"Then your parents are dead . . . " she connected it all up quietly.
"Because I can't remember them," he finished for her, the level emotionless
of his voice having neither raised nor lowered once throughout the
conversation. Soft and cold. He was soft and cold.
"So if I die, then my parents will really be gone," she was thoughtful.
"That is the logical conclusion, yes."
"So memories are like treasures then," she seemed to be puzzling this out
in her greater value system, "They're treasures of the people you don't
have any more."
That sounded remarkably kindergarten in sentiment. Still, it was
comforting in it's own way.
"I suppose so."
"What do you do when you don't have any memory treasures?" she asked
softly, "Isn't it lonely?"
It was his turn to be silent for several minutes, and when he spoke, his
voice sounded strangely vulnerable, not the way he'd intended at all, "Yes,
it is lonely. I suppose when you don't have memories of your own, you have
to find new ones or make some up."
"So I'm one of your new memories?"
He got control of his voice quickly, and answered in the same mechanical
tone that was his byline, "I suppose so."
He rose from the child's stool and turned from the coffin, putting his
hands in his pockets, "So, are you going to get out of the coffin?"
She was silent for several seconds before mimicking his voice surprisingly
well, "I suppose so."
He turned his head so he could just glimpse the rose of her hair in the top
of the coffin.
"But I'm going to stay here a while and remember first," her voice was soft
and thoughtful, "To make sure that I never forget them."
The silence was no longer eerie. It had become their companion during
their disjointed conversation. He enjoyed it for a spare minute or two
while she lay there quietly.
"What are you going to do?"
The question caught him off guard, but for some reason, he felt he owed her
"I suppose I'm going to keep going forward."
She seemed satisfied by this, at least to some degree, "But you will always

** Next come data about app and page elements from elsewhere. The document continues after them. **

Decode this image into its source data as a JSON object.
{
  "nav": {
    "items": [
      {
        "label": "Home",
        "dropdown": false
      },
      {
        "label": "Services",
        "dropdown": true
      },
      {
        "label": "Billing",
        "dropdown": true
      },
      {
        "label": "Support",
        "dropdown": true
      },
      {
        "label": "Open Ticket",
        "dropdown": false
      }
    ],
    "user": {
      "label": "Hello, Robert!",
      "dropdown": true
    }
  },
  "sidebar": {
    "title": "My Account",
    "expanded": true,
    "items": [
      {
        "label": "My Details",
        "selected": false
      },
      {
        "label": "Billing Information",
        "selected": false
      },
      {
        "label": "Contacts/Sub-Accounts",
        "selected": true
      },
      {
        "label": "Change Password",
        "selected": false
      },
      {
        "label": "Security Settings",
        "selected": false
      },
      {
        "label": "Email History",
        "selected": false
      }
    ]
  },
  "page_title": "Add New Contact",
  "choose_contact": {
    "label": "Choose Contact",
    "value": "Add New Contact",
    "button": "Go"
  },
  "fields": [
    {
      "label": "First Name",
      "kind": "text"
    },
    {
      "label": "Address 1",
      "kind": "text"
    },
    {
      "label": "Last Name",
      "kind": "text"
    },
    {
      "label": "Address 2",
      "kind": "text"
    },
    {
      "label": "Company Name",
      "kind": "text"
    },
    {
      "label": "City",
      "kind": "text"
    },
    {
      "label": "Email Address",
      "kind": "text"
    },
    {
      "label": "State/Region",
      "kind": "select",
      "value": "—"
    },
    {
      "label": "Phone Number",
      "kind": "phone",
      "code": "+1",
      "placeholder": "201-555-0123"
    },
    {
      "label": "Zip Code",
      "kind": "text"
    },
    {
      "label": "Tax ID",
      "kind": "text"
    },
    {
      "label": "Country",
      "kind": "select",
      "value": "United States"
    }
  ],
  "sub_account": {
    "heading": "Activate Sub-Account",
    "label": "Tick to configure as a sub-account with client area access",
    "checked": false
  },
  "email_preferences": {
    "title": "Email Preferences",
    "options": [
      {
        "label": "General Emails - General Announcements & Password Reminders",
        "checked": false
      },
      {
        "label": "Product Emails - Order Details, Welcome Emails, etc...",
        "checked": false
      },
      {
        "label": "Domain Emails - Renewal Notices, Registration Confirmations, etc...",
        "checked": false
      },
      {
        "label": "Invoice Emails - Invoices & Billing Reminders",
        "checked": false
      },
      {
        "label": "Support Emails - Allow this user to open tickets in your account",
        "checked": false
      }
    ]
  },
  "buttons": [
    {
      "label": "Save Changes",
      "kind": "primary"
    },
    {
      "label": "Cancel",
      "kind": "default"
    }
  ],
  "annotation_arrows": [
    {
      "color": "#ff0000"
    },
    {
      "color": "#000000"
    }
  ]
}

He turned back to face the coffin and found her sitting up. She'd
apparently been looking at his back for some time. For one long second,
their eyes locked, deep, pale blue met a faded, dry maroon, and then they
both turned away.
"You suppose so?" she asked softly, the barest hint of a smile, playing
around her small mouth.
He chuckled dryly and nodded.
"And I'll always remember you too."
His pink hair seemed to have an almost ivory cast to it in the flickering
candlelight. He brushed it out of his face and then turned to leave.
"Wait, before you go, tell me what your name is, so I can remember that
too!" she cried after him.
He paused, but did not turn back, preferring to master his emotions where
she couldn't see. At least he had held onto his name.
"N-Nemuro," he coughed as he spoke, but she still apparently caught it.
"Thank you, Nemuro-san. I promise I'll see you again."
He nodded once, curtly, and then continued on his way. She rustled about a
little and then laid down in the coffin again, to wait and remember. He
simply kept going forward.
Outside, the rain had stopped.
Second of such in two days. My, I'm feeling creative. This fanfic was
based my wondering what would have happened if Nemuro had met Utena while
she slumbered in her coffin. After all, just about everyone else gets to
meet her :P
Anyway, comments appreciated.